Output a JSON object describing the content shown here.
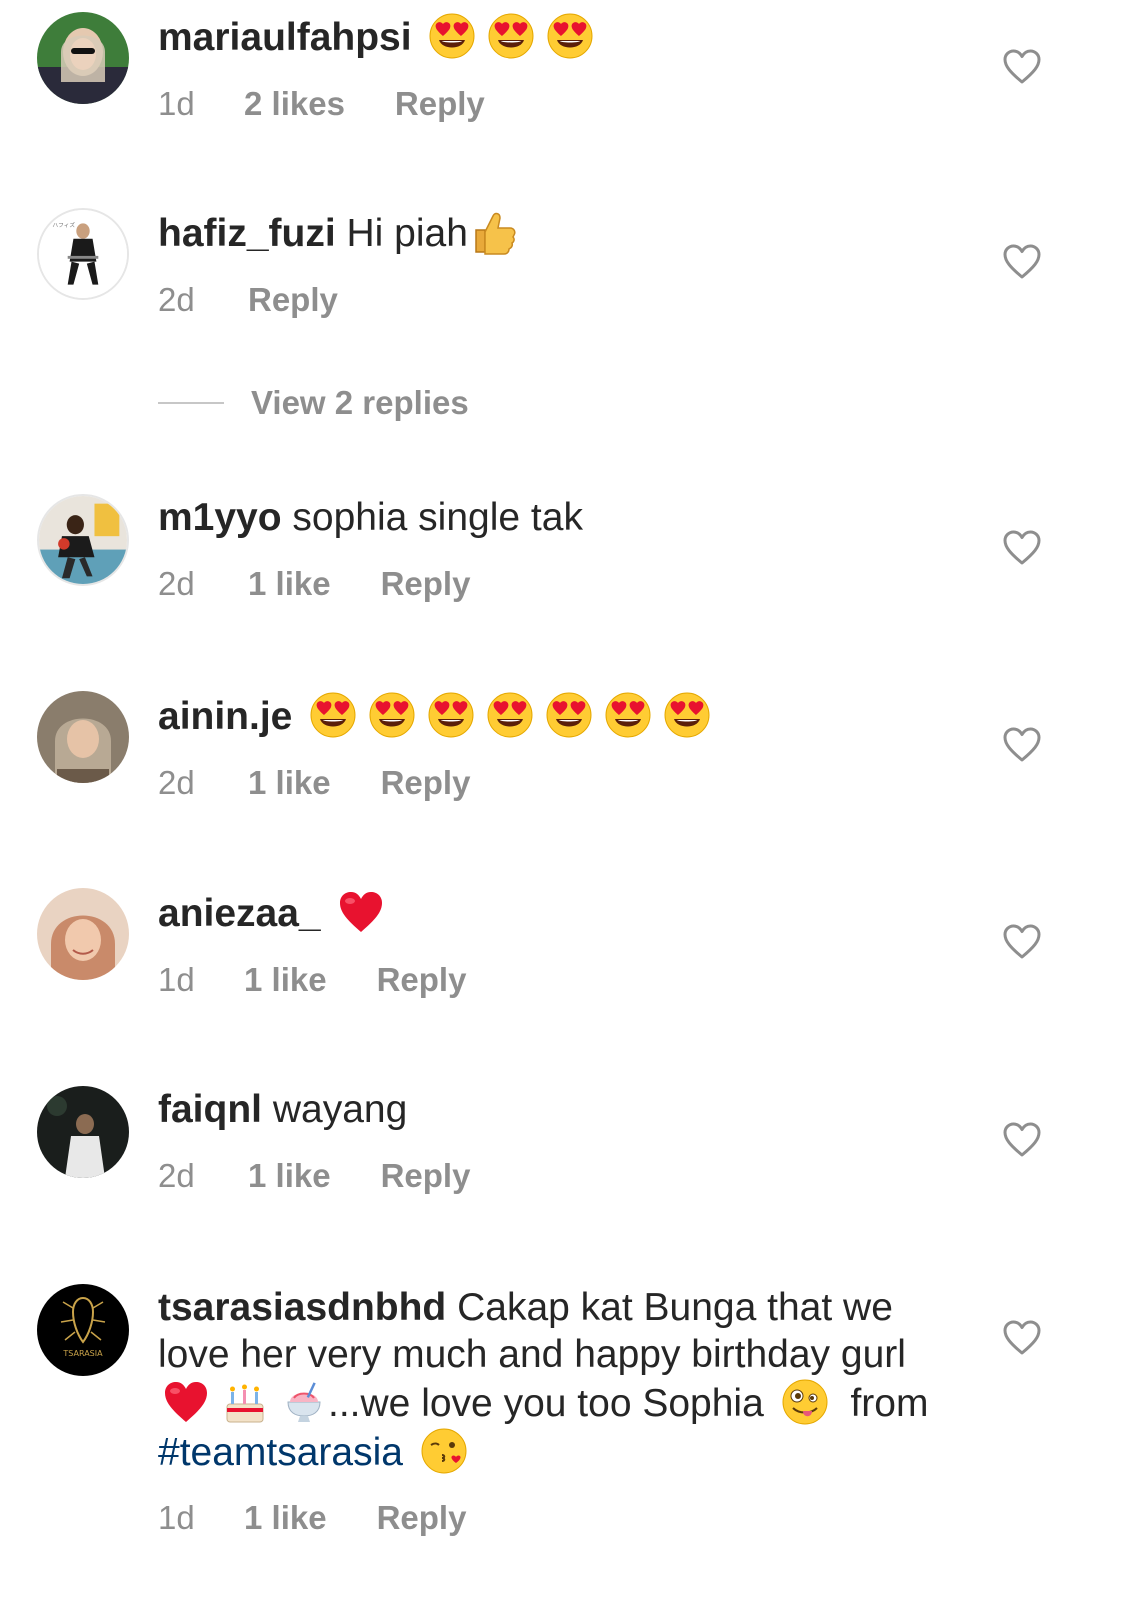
{
  "comments": [
    {
      "username": "mariaulfahpsi",
      "text": "",
      "emojis_after": [
        "heart-eyes",
        "heart-eyes",
        "heart-eyes"
      ],
      "age": "1d",
      "likes": "2 likes",
      "reply": "Reply"
    },
    {
      "username": "hafiz_fuzi",
      "text": "Hi piah",
      "emojis_after": [
        "thumbs-up"
      ],
      "age": "2d",
      "likes": "",
      "reply": "Reply"
    },
    {
      "username": "m1yyo",
      "text": "sophia single tak",
      "emojis_after": [],
      "age": "2d",
      "likes": "1 like",
      "reply": "Reply"
    },
    {
      "username": "ainin.je",
      "text": "",
      "emojis_after": [
        "heart-eyes",
        "heart-eyes",
        "heart-eyes",
        "heart-eyes",
        "heart-eyes",
        "heart-eyes",
        "heart-eyes"
      ],
      "age": "2d",
      "likes": "1 like",
      "reply": "Reply"
    },
    {
      "username": "aniezaa_",
      "text": "",
      "emojis_after": [
        "red-heart"
      ],
      "age": "1d",
      "likes": "1 like",
      "reply": "Reply"
    },
    {
      "username": "faiqnl",
      "text": "wayang",
      "emojis_after": [],
      "age": "2d",
      "likes": "1 like",
      "reply": "Reply"
    },
    {
      "username": "tsarasiasdnbhd",
      "text_parts": [
        "Cakap kat Bunga that we love her very much and happy birthday gurl",
        "...we love you too Sophia",
        "from",
        "#teamtsarasia"
      ],
      "age": "1d",
      "likes": "1 like",
      "reply": "Reply"
    }
  ],
  "view_replies": "View 2 replies",
  "colors": {
    "text": "#262626",
    "muted": "#8e8e8e",
    "hashtag": "#00376b"
  }
}
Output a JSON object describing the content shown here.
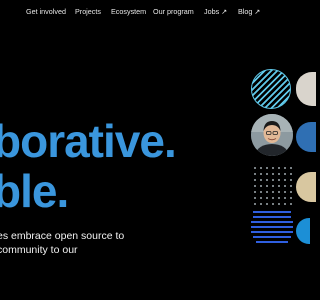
{
  "nav": {
    "items": [
      {
        "label": "Get involved"
      },
      {
        "label": "Projects"
      },
      {
        "label": "Ecosystem"
      },
      {
        "label": "Our program"
      },
      {
        "label": "Jobs",
        "arrow": "↗"
      },
      {
        "label": "Blog",
        "arrow": "↗"
      }
    ]
  },
  "hero": {
    "line1": "borative.",
    "line2": "ble.",
    "description": [
      "es embrace open source to",
      "community to our"
    ]
  },
  "icons": {
    "avatar": "person-avatar-photo",
    "stripes": "striped-circle-graphic",
    "dots": "dot-grid-graphic",
    "lines": "horizontal-lines-graphic"
  },
  "colors": {
    "background": "#000000",
    "accent": "#3a96dd",
    "stripe": "#5fc7e8",
    "lines": "#2f5fe0"
  }
}
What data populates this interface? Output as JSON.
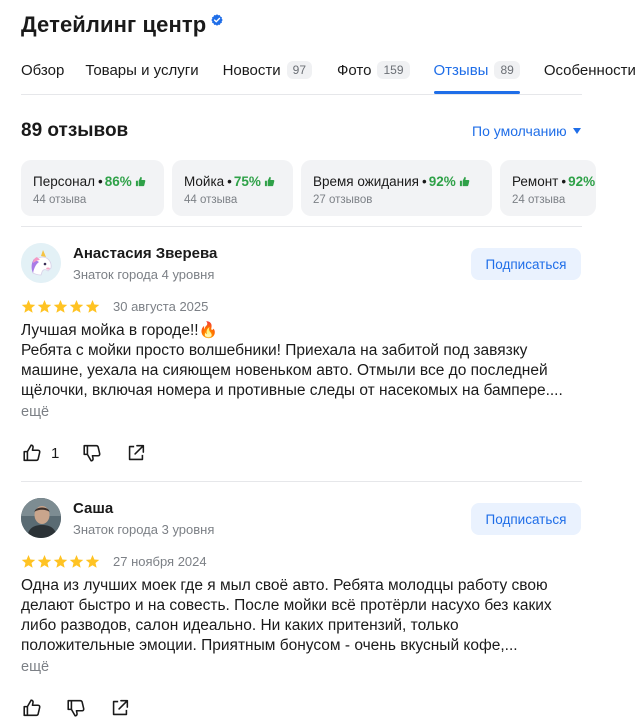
{
  "business": {
    "title": "Детейлинг центр"
  },
  "tabs": [
    {
      "label": "Обзор",
      "count": ""
    },
    {
      "label": "Товары и услуги",
      "count": ""
    },
    {
      "label": "Новости",
      "count": "97"
    },
    {
      "label": "Фото",
      "count": "159"
    },
    {
      "label": "Отзывы",
      "count": "89"
    },
    {
      "label": "Особенности",
      "count": ""
    }
  ],
  "reviews_header": {
    "count_label": "89 отзывов",
    "sort_label": "По умолчанию"
  },
  "aspects": [
    {
      "name": "Персонал",
      "percent": "86%",
      "count": "44 отзыва"
    },
    {
      "name": "Мойка",
      "percent": "75%",
      "count": "44 отзыва"
    },
    {
      "name": "Время ожидания",
      "percent": "92%",
      "count": "27 отзывов"
    },
    {
      "name": "Ремонт",
      "percent": "92%",
      "count": "24 отзыва"
    }
  ],
  "reviews": [
    {
      "author": "Анастасия Зверева",
      "level": "Знаток города 4 уровня",
      "subscribe_label": "Подписаться",
      "rating": 5,
      "date": "30 августа 2025",
      "lines": [
        "Лучшая мойка в городе!!🔥",
        "Ребята с мойки просто волшебники! Приехала на забитой под завязку",
        "машине, уехала на сияющем новеньком авто. Отмыли все до последней",
        "щёлочки, включая номера и противные следы от насекомых на бампере...."
      ],
      "more_label": "ещё",
      "likes": "1"
    },
    {
      "author": "Саша",
      "level": "Знаток города 3 уровня",
      "subscribe_label": "Подписаться",
      "rating": 5,
      "date": "27 ноября 2024",
      "lines": [
        "Одна из лучших моек где я мыл своё авто. Ребята молодцы работу свою",
        "делают быстро и на совесть. После мойки всё протёрли насухо без каких",
        "либо разводов, салон идеально. Ни каких притензий, только",
        "положительные эмоции. Приятным бонусом - очень вкусный кофе,..."
      ],
      "more_label": "ещё",
      "likes": ""
    }
  ],
  "icons": {
    "verified": "verified-badge-icon",
    "thumb_up": "thumb-up-icon",
    "like": "like-icon",
    "dislike": "dislike-icon",
    "share": "share-icon",
    "star": "star-icon"
  },
  "colors": {
    "accent": "#1f6ee8",
    "positive": "#2fa148",
    "star": "#ffc323",
    "muted": "#7c8086",
    "chip_bg": "#f2f3f5"
  }
}
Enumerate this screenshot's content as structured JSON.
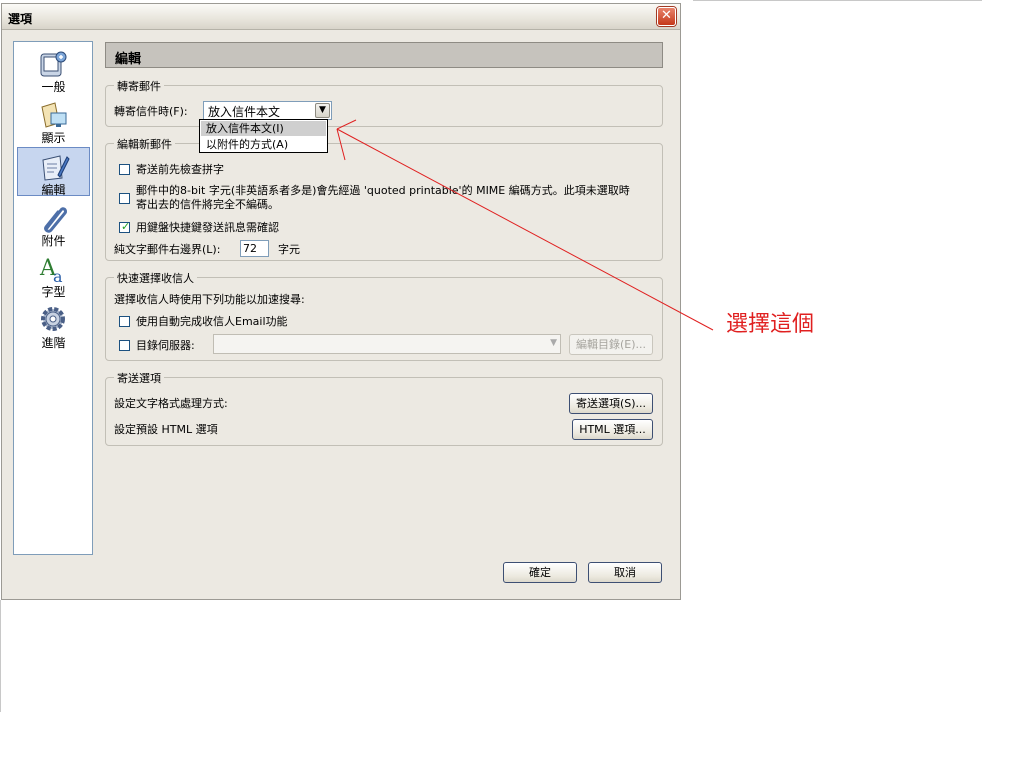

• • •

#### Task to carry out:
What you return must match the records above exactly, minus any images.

#### Answer to this problem:
Output a JSON object describing the content shown here.
{
  "comments": [
    {
      "username": "mariaulfahpsi",
      "text": "",
      "emojis_after": [
        "heart-eyes",
        "heart-eyes",
        "heart-eyes"
      ],
      "age": "1d",
      "likes": "2 likes",
      "reply": "Reply"
    },
    {
      "username": "hafiz_fuzi",
      "text": "Hi piah",
      "emojis_after": [
        "thumbs-up"
      ],
      "age": "2d",
      "likes": "",
      "reply": "Reply"
    },
    {
      "username": "m1yyo",
      "text": "sophia single tak",
      "emojis_after": [],
      "age": "2d",
      "likes": "1 like",
      "reply": "Reply"
    },
    {
      "username": "ainin.je",
      "text": "",
      "emojis_after": [
        "heart-eyes",
        "heart-eyes",
        "heart-eyes",
        "heart-eyes",
        "heart-eyes",
        "heart-eyes",
        "heart-eyes"
      ],
      "age": "2d",
      "likes": "1 like",
      "reply": "Reply"
    },
    {
      "username": "aniezaa_",
      "text": "",
      "emojis_after": [
        "red-heart"
      ],
      "age": "1d",
      "likes": "1 like",
      "reply": "Reply"
    },
    {
      "username": "faiqnl",
      "text": "wayang",
      "emojis_after": [],
      "age": "2d",
      "likes": "1 like",
      "reply": "Reply"
    },
    {
      "username": "tsarasiasdnbhd",
      "text_parts": [
        "Cakap kat Bunga that we love her very much and happy birthday gurl",
        "...we love you too Sophia",
        "from",
        "#teamtsarasia"
      ],
      "age": "1d",
      "likes": "1 like",
      "reply": "Reply"
    }
  ],
  "view_replies": "View 2 replies",
  "colors": {
    "text": "#262626",
    "muted": "#8e8e8e",
    "hashtag": "#00376b"
  }
}
Output a JSON object describing the content shown here.
{
  "nav": {
    "items": [
      {
        "label": "Get involved"
      },
      {
        "label": "Projects"
      },
      {
        "label": "Ecosystem"
      },
      {
        "label": "Our program"
      },
      {
        "label": "Jobs",
        "arrow": "↗"
      },
      {
        "label": "Blog",
        "arrow": "↗"
      }
    ]
  },
  "hero": {
    "line1": "borative.",
    "line2": "ble.",
    "description": [
      "es embrace open source to",
      "community to our"
    ]
  },
  "icons": {
    "avatar": "person-avatar-photo",
    "stripes": "striped-circle-graphic",
    "dots": "dot-grid-graphic",
    "lines": "horizontal-lines-graphic"
  },
  "colors": {
    "background": "#000000",
    "accent": "#3a96dd",
    "stripe": "#5fc7e8",
    "lines": "#2f5fe0"
  }
}
What data populates this interface? Output as JSON.
{
  "business": {
    "title": "Детейлинг центр"
  },
  "tabs": [
    {
      "label": "Обзор",
      "count": ""
    },
    {
      "label": "Товары и услуги",
      "count": ""
    },
    {
      "label": "Новости",
      "count": "97"
    },
    {
      "label": "Фото",
      "count": "159"
    },
    {
      "label": "Отзывы",
      "count": "89"
    },
    {
      "label": "Особенности",
      "count": ""
    }
  ],
  "reviews_header": {
    "count_label": "89 отзывов",
    "sort_label": "По умолчанию"
  },
  "aspects": [
    {
      "name": "Персонал",
      "percent": "86%",
      "count": "44 отзыва"
    },
    {
      "name": "Мойка",
      "percent": "75%",
      "count": "44 отзыва"
    },
    {
      "name": "Время ожидания",
      "percent": "92%",
      "count": "27 отзывов"
    },
    {
      "name": "Ремонт",
      "percent": "92%",
      "count": "24 отзыва"
    }
  ],
  "reviews": [
    {
      "author": "Анастасия Зверева",
      "level": "Знаток города 4 уровня",
      "subscribe_label": "Подписаться",
      "rating": 5,
      "date": "30 августа 2025",
      "lines": [
        "Лучшая мойка в городе!!🔥",
        "Ребята с мойки просто волшебники! Приехала на забитой под завязку",
        "машине, уехала на сияющем новеньком авто. Отмыли все до последней",
        "щёлочки, включая номера и противные следы от насекомых на бампере...."
      ],
      "more_label": "ещё",
      "likes": "1"
    },
    {
      "author": "Саша",
      "level": "Знаток города 3 уровня",
      "subscribe_label": "Подписаться",
      "rating": 5,
      "date": "27 ноября 2024",
      "lines": [
        "Одна из лучших моек где я мыл своё авто. Ребята молодцы работу свою",
        "делают быстро и на совесть. После мойки всё протёрли насухо без каких",
        "либо разводов, салон идеально. Ни каких притензий, только",
        "положительные эмоции. Приятным бонусом - очень вкусный кофе,..."
      ],
      "more_label": "ещё",
      "likes": ""
    }
  ],
  "icons": {
    "verified": "verified-badge-icon",
    "thumb_up": "thumb-up-icon",
    "like": "like-icon",
    "dislike": "dislike-icon",
    "share": "share-icon",
    "star": "star-icon"
  },
  "colors": {
    "accent": "#1f6ee8",
    "positive": "#2fa148",
    "star": "#ffc323",
    "muted": "#7c8086",
    "chip_bg": "#f2f3f5"
  }
}
Enumerate this screenshot's content as structured JSON.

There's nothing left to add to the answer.